According to New York Magazine, Ben Afflect is working on a film based on what Peterson and Kekich revealed at their press conference. There have been rumors that Matt Damon may be involved.
Not a Yankees admirer, Afflect told MTV that he felt nothing but disdain and contempt for the Yankees as an institution.
In July 1972, in Dobbs Ferry, New York, baseball writer Maury Allen, who covered the Yankees, noticed that Peterson’s wife Marilyn wasn’t wearing her blonde wig, which she wore to please her husband.

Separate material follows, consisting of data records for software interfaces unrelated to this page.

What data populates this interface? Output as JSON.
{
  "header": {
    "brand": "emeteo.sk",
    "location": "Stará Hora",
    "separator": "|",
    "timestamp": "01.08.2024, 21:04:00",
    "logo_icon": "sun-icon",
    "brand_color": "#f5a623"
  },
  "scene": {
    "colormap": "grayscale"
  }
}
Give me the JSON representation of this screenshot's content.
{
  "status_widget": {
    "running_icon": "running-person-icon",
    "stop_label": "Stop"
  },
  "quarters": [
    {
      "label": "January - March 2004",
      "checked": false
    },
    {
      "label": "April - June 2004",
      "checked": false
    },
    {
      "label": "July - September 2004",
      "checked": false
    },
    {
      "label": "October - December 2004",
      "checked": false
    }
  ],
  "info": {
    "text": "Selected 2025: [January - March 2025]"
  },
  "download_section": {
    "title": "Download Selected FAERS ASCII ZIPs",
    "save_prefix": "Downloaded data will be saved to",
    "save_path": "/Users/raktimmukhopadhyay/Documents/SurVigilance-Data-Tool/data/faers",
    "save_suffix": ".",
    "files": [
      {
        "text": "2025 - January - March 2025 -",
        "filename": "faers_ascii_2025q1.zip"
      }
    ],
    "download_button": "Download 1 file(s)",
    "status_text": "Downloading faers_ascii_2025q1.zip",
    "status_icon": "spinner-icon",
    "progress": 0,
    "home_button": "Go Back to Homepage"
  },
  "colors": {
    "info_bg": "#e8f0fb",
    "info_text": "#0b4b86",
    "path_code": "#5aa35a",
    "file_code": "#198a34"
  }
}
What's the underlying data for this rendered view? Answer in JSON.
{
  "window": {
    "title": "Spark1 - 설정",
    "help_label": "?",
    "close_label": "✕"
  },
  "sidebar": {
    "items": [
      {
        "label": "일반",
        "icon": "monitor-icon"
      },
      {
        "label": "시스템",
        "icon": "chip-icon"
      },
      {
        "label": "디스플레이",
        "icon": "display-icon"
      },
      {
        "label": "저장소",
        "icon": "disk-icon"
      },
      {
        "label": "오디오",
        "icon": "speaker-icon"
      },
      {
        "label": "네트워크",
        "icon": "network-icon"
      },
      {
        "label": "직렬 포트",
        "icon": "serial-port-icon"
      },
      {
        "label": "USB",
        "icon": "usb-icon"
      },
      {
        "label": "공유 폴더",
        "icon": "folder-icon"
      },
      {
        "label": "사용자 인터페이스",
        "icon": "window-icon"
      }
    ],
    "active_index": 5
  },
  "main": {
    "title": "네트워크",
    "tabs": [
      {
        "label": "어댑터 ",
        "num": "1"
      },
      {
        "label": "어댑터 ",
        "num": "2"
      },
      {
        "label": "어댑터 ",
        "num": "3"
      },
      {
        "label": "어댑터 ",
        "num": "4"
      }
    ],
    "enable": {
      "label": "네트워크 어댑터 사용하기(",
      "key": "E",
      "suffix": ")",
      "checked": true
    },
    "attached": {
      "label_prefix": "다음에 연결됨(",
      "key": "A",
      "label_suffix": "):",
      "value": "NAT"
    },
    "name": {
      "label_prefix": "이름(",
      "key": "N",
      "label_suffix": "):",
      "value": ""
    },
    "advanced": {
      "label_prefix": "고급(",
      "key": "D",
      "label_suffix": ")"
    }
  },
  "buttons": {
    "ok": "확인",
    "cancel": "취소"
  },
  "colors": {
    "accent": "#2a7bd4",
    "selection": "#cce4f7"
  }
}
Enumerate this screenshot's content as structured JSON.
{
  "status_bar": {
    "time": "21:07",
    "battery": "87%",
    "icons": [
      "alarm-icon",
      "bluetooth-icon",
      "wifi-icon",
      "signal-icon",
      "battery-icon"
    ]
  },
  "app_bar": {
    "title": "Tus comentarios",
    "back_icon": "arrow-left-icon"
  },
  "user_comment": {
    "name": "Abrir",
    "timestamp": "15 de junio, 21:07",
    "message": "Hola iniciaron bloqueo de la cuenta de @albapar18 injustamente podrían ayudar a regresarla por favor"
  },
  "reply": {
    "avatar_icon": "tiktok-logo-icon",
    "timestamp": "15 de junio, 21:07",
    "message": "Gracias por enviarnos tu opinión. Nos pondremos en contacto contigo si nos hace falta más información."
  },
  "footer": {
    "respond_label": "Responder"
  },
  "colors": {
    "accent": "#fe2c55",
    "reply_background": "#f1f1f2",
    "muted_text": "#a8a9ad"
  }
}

A few weeks earlier, Marilyn had asked Allen’s wife how often was normal to have sex. In his book, All Roads Lead to October, Allen wrote that it seemed as if Susanne Kekich were competing with Marilyn for Frtiz’ affection.
In Allen’s driveway that July evening, the two Yankees left-handers and their wives discussed exchanging families. After many hours, Fritz took off with Susanne Kekich and Mike left with Marilyn.
At the press conference months after the swap, Kekich explained.
“It was a life swap. We’re not saying we’re right and everyone else who thinks we’re wrong are wrong. It’s just the way we felt.”
Peterson said, “It wasn’t a sex thing. It was not a cheap swap.”
The children and the pets joined the restructured families.
It worked out better for Peterson and Susanne Kekich than for Mike Kekich and Marilyn Peterson.
Kekich and Marilyn broke up, but Peterson, now 70-years-old and Susanne are still together.
Both pitchers paid a tremendous price for what Kekich said was the only reason he would give up his two young daughters.
“The only way I could justify giving up my daughters was for a love far greater that I had ever known. By American standards, we both had good marriages … but we were striving for something greater.”
Neither pitcher was effective any longer and both were soon ex-Yankees. Kekich was sent to the Cleveland Indians in June after posting a 9.20 ERA in 14 innings. His career was basically over.
Peterson, who had been a 20-game winner in 1970, was 8-15 in 1973, but indirectly, he helped the Yankees win three consecutive pennants and two World Championships from 1976-78.
On Apr. 26, 1974, he was traded to Cleveland along with three pitchers in exchange for Chris Chambliss, Dick Tidrow and Cecil Uphaw. Without Chambliss and Tidrow, the Yankees would never won those championships.
Some individuals can’t leave well enough alone.
Jacobson, Mark. “The Big Trade; The legendary tale of two Yankees pitchers who swapped wives, and lives, is an irresistible soap opera.” New York Magazine. 27 June 2011.
2 yankees disclose family exchange. (1973, Mar 06). New York Times (1923-Current File), pp. 51-51. Retrieved from http://search.proquest.com/docview/119663970?accountid=46260